One big way I realized we hold ourselves back? Casual negativity: the negative talk we use without even thinking twice, the stuff that’s become our vernacular. Both in our heads and out loud. I realized that the talk I’d been hearing it all my life – I’m so fat – I suck at this – I’m too sensitive – was a cultural epidemic, and there was no place that existed to recognize and shift these detrimental norms.

I went through many, many ups and downs, mini crises, and self image fluctuations. Fast forward to the present: I still do. But with every thought or feeling comes a chance to learn and think better, do better, be better. I love when I win and I love when I lose, and lordy help me if I stop loving it all.

Most of the negative talk we use in our lives stems from a place of feeling different, feeling alone, not seeing examples of how to be any other way. I know this is how I felt for so much of my life – and how I bet you’ve felt or still feel, too. You don’t need to experience an eating disorder or mental disorder like I did to feel like you’re too much, too sensitive, too introspective, too aware for the world around you.


I’m here to tell you that those things that make you feel insecure or ostracized – those things you hide behind a veneer of “Fitting In” – those are gifts and clues to help you be the you YOU were meant to be.


I am fully 100% dedicated to being WANT’s number-one test subject, leading through example through all the high highs and low lows. You’ll get tips, tricks, tools, both from me and from others – mostly comin’ atcha in the form of essays, events, podcasts, and prose. Experience-based stuff (I’m a huge fan of results and proof. My definition of proof includes intuition-kicks and universe wake-ups, just fyi).

WANT isn’t a blog and it isn’t a life coaching session.

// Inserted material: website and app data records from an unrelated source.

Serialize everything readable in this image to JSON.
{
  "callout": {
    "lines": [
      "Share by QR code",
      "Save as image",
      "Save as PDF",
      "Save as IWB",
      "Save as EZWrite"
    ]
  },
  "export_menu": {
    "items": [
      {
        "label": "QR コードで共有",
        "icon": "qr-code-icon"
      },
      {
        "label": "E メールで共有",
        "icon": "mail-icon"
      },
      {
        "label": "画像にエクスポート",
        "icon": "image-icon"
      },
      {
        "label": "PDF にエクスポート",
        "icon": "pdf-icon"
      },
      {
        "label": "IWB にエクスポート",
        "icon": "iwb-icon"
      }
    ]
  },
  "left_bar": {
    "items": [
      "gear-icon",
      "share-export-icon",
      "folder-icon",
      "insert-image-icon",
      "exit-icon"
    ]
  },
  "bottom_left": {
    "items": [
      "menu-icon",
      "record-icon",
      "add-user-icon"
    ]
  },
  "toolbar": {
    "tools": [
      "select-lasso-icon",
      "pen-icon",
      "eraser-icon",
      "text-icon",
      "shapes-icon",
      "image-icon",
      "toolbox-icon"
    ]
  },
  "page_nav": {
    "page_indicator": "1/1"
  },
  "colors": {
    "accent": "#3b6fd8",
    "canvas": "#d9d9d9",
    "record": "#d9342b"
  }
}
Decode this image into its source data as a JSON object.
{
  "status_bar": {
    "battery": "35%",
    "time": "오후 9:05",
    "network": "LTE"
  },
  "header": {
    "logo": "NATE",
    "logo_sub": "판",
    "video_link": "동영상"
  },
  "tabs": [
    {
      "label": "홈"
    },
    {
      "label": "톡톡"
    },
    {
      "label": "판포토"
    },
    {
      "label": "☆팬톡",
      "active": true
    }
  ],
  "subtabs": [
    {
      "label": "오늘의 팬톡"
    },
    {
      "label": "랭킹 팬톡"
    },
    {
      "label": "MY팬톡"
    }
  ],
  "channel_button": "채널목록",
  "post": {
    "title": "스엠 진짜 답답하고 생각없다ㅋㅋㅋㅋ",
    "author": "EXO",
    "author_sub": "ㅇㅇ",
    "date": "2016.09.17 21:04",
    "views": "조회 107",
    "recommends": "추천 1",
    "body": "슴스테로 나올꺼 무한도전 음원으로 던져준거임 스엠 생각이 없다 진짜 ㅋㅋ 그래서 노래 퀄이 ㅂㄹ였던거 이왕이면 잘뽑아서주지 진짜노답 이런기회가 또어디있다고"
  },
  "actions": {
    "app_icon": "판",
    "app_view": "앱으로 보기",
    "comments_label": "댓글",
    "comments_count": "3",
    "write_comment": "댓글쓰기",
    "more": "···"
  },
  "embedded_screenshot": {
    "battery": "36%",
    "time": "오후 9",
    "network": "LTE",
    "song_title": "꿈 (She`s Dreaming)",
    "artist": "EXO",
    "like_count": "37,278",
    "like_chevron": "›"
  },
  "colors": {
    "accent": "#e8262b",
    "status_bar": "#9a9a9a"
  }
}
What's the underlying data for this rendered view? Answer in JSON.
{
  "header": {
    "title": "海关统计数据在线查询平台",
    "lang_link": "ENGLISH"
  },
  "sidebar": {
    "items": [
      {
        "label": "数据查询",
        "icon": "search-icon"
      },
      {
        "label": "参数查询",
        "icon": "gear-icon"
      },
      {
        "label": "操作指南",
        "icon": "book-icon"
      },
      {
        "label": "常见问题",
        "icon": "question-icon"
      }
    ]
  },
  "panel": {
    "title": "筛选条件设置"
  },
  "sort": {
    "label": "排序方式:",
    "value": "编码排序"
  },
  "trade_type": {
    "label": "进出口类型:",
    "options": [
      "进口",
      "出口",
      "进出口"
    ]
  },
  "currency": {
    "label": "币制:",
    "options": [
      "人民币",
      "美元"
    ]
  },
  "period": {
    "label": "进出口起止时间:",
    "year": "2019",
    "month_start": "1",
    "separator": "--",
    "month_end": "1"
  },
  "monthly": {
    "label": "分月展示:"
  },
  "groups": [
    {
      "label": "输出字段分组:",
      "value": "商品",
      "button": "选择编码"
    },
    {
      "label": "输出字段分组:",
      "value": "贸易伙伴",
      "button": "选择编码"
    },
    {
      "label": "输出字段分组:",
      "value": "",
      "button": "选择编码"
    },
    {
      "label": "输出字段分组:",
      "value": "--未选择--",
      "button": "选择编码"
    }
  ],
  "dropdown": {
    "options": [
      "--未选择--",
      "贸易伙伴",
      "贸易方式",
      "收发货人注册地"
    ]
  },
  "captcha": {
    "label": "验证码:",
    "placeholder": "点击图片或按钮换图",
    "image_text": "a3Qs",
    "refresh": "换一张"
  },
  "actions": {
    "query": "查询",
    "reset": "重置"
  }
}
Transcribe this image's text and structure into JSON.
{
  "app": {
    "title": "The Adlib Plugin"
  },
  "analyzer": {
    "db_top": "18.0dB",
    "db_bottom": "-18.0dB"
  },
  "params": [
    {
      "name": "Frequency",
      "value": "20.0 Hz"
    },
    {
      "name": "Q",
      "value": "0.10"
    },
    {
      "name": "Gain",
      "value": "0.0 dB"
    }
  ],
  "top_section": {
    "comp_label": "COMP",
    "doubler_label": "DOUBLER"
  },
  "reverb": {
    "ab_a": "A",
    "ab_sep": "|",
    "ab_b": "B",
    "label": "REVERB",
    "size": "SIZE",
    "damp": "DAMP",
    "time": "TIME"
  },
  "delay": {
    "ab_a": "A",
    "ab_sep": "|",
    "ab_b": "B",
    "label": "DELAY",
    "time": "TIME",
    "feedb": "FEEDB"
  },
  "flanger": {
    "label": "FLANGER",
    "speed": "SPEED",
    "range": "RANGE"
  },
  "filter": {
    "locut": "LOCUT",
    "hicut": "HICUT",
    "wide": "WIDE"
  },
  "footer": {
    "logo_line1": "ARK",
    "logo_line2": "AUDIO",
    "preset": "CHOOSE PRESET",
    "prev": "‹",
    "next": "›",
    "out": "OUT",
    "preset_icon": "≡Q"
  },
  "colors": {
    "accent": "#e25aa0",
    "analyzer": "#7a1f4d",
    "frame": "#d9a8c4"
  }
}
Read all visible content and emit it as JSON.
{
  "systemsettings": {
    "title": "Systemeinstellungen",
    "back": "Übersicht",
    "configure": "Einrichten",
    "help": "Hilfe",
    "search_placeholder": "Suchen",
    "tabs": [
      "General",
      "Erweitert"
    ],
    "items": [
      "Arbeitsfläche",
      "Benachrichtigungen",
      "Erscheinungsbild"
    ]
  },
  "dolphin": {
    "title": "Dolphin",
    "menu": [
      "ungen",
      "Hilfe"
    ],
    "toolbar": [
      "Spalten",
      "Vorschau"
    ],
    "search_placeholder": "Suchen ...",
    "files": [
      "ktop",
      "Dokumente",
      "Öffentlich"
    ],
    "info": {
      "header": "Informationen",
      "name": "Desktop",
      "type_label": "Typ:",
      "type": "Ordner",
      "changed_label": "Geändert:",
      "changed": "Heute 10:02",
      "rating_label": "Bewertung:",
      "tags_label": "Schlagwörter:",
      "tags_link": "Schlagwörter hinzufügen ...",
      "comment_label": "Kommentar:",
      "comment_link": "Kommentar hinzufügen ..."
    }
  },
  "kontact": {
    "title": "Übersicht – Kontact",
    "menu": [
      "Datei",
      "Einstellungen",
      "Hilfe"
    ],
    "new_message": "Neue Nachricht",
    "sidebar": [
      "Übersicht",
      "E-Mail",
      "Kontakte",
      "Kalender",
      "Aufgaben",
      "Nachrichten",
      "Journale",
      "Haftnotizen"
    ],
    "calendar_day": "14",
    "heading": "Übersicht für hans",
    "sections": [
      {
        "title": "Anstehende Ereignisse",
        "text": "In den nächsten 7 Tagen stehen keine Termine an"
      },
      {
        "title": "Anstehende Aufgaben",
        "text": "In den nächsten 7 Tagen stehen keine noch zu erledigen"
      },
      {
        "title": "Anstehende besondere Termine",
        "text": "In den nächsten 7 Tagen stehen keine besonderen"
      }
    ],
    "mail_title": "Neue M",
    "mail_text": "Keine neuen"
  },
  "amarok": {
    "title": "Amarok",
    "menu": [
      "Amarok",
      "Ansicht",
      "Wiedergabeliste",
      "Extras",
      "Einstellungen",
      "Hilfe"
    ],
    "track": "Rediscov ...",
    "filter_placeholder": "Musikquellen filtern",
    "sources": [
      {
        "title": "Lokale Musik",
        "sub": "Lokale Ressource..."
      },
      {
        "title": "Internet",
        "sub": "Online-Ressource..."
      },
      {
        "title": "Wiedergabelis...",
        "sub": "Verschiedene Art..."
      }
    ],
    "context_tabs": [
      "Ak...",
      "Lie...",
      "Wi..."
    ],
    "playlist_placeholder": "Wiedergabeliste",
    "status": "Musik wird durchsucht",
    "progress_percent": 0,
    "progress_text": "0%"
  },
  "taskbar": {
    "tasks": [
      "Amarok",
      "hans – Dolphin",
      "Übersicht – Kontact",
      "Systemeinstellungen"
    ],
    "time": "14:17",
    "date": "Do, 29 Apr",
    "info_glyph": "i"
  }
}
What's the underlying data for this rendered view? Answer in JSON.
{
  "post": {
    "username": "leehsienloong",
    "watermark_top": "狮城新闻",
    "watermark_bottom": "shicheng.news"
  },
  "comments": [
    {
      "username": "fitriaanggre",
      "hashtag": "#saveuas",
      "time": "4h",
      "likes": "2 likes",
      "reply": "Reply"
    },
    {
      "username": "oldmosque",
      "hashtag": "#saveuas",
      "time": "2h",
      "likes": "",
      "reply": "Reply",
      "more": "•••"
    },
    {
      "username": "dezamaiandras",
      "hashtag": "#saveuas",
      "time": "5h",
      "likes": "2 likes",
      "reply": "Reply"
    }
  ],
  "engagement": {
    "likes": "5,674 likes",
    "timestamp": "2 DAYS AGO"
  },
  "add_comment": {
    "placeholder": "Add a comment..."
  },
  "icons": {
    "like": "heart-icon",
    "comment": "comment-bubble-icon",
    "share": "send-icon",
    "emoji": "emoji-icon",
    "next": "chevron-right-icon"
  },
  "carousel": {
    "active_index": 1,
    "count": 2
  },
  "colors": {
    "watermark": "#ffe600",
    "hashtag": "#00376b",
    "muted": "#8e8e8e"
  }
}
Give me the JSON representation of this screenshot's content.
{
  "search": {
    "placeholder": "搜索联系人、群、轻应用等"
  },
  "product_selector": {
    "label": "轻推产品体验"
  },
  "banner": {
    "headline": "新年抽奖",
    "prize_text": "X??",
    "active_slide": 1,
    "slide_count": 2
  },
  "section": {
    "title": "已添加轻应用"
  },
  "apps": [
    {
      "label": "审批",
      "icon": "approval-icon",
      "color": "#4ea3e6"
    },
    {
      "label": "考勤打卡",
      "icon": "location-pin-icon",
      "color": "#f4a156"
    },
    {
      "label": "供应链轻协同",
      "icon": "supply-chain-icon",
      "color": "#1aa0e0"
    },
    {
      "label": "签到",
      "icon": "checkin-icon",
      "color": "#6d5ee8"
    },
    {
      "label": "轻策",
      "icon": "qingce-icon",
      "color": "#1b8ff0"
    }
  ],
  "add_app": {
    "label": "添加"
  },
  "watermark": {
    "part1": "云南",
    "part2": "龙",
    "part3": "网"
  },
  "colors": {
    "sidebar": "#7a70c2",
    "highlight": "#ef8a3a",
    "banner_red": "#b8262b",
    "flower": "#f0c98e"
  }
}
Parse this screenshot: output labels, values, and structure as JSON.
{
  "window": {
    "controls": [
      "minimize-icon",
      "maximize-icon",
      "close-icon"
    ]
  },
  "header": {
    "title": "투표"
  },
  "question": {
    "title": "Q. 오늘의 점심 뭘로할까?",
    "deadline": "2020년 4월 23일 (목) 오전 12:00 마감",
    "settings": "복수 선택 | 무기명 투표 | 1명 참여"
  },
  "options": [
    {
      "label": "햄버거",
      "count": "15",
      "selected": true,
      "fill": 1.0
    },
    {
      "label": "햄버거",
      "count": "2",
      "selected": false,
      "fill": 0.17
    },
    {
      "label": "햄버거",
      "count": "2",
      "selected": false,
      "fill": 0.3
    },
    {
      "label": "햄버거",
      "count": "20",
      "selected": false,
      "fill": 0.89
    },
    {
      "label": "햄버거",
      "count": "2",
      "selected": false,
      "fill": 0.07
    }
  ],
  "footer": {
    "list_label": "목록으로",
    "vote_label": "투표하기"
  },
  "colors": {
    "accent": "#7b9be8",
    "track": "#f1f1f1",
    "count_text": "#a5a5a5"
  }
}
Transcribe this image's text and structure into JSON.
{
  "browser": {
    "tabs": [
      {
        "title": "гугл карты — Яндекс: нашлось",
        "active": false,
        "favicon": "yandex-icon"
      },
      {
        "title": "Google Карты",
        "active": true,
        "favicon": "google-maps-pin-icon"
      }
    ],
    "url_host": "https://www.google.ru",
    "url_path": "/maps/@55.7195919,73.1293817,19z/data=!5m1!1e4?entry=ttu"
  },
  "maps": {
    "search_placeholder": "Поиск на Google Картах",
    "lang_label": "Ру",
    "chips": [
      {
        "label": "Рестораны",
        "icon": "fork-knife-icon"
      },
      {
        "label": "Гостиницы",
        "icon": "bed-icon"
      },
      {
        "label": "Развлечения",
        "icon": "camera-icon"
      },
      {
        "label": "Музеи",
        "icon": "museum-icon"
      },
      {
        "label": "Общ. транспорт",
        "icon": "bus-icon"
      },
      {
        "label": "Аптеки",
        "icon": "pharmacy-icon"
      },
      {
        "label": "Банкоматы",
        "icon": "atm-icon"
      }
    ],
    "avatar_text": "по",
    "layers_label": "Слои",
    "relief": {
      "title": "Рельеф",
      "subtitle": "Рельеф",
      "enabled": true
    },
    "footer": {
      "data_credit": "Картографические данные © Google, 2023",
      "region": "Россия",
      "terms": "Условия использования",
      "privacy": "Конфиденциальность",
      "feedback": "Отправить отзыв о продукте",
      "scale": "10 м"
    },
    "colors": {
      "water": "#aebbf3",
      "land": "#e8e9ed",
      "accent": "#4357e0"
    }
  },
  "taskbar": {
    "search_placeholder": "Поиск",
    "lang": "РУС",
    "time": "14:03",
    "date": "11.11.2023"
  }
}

It’s a community, it’s an example, it’s a resource and a shot of soul therapy. More than anything, it’s a roadmap for you to interpret for yourself and use as you see fit.

I am not a doctor, psychologist, or nutritionist. I’ve been immersed and self-taught in all things wellness and “self help” since age thirteen, and have made it my mission to be as thoroughly knowledgeable as possible since then though writings, workshops, and careful analysis (honestly, I hope to always be learning).

My role models and influences transcend job titles or genres, and include Glennon Doyle, Gloria Steinem, Sutton Foster, Sia, Jenny Lewis, Michelle Obama, Marie Forleo, and…well…Muppets.

I live and love in New York City (and lived 29.5 of my years in Los Angeles) with my brand-strategist, red-headed fiancé Jeremy, where I am constantly amazed by the magic around me, every single minute.


WANT is my love letter to the people I see walking around every single day who might not even realize how much magic they possess just by being unapologetically themselves –
and it’s my love letter to the ones who already know it, too.


For questions, comments, and media inquiries, please visit the Contact page.
Photo credits: Patricia Peña, Lynn Chen
Cortnee Loren Brown